Guyana to tender 1.8km Demerara Bridge in October

The government of Guyana in South America will launch a competition for the construction of a 1.8km road bridge over the Demerara River in Georgetown in October, says a report.

It will replace a 43-year-old floating bridge that was meant to be used for only 10 years (pictured).

Guyana’s President Irfaan Ali announced the decision on Monday, reports local news outlet News Room. 

He said the bridge was part of his People’s Progressive Party’s plan to expand Guyana’s transport infrastructure to improve connectivity with neighbours and trading partners.

Around 20 companies expressed interest in the project when it was announced last year, out of which a shortlist of nine was compiled. These were:
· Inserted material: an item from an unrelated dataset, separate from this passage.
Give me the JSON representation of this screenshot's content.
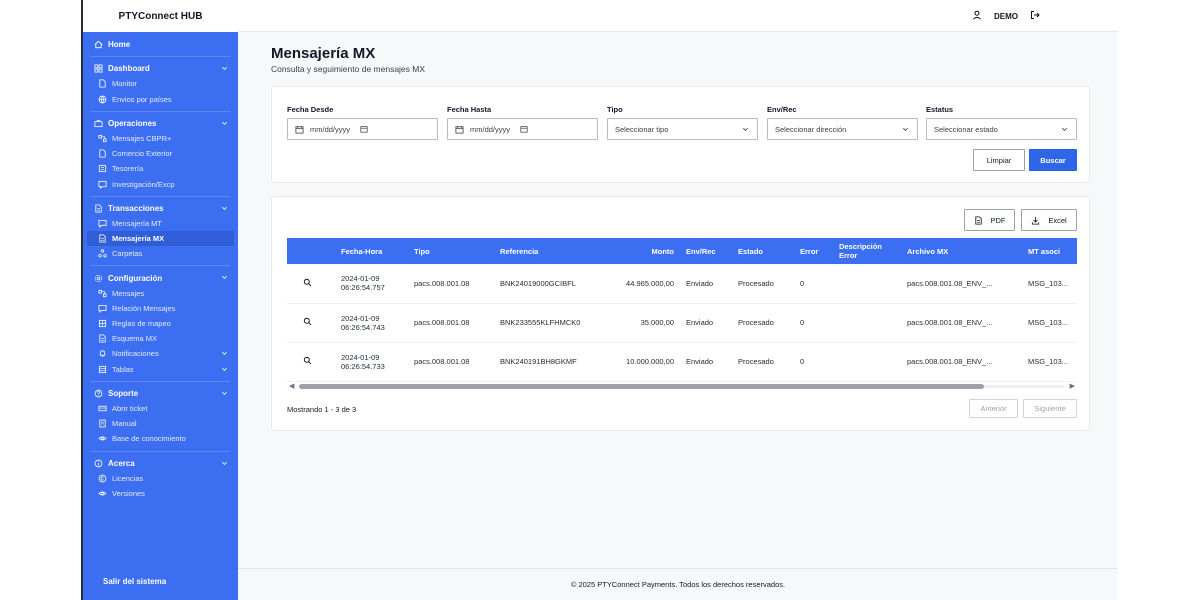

  • The Suriname subsidiary of Dutch contractor Ballast Nedam
  • The Guyanese subsidiary of Dutch contractor Boskalis
  • The Dutch subsidiary of French contractor Eiffage Genie Civil
  • Brazilian contractor Odebrecht
  • Rizzani de Eccher Construction of Italy
  • China State Construction Engineering
  • China Gezhouba Group
  • A joint venture between China Railway International and China Road and Bridge
  • China Railway Construction Corporation

At present, the Demerara River is crossed by a floating bridge (pictured). This was completed in 1978, but it is now 33 years beyond its design life, and hampers navigation on the Demerara River. The new bridge, by contrast, will have spans that are at least 50m high.

Plans for a fixed link were announced in December 2015, and tenders were received from 23 international and local companies. However, these were superseded in August 2017 when a scheme to build a bridge 2km north of the existing link were put forward. This was then dropped in favour of a crossing 6km south of the river mouth, at the same location as the floating bridge. This will connect the Georgetown districts of Nandy Park and Meer Zorgen.

The construction of the bridge is expected to take two years.

Image: The 43-year-old Demerara Harbour Bridge was originally intended to last 10 years (Dan Lundberg/CC BY-SA 2.0)

Further reading:

Story for GCR? Get in touch via email: [email protected]

Latest articles in News